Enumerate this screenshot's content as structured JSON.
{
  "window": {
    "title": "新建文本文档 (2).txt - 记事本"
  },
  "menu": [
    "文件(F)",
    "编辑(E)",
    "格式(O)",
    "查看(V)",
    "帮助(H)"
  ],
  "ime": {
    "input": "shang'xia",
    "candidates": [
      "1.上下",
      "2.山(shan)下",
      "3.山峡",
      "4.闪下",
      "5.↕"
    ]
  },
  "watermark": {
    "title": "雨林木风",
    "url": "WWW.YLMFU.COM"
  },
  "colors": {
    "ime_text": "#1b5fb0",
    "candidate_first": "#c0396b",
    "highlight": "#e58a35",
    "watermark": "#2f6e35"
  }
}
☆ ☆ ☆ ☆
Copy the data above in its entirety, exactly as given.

### Output below
Enumerate this screenshot's content as structured JSON.
{
  "window": {
    "title": "新建文本文档 (2).txt - 记事本"
  },
  "menu": [
    "文件(F)",
    "编辑(E)",
    "格式(O)",
    "查看(V)",
    "帮助(H)"
  ],
  "ime": {
    "input": "shang'xia",
    "candidates": [
      "1.上下",
      "2.山(shan)下",
      "3.山峡",
      "4.闪下",
      "5.↕"
    ]
  },
  "watermark": {
    "title": "雨林木风",
    "url": "WWW.YLMFU.COM"
  },
  "colors": {
    "ime_text": "#1b5fb0",
    "candidate_first": "#c0396b",
    "highlight": "#e58a35",
    "watermark": "#2f6e35"
  }
}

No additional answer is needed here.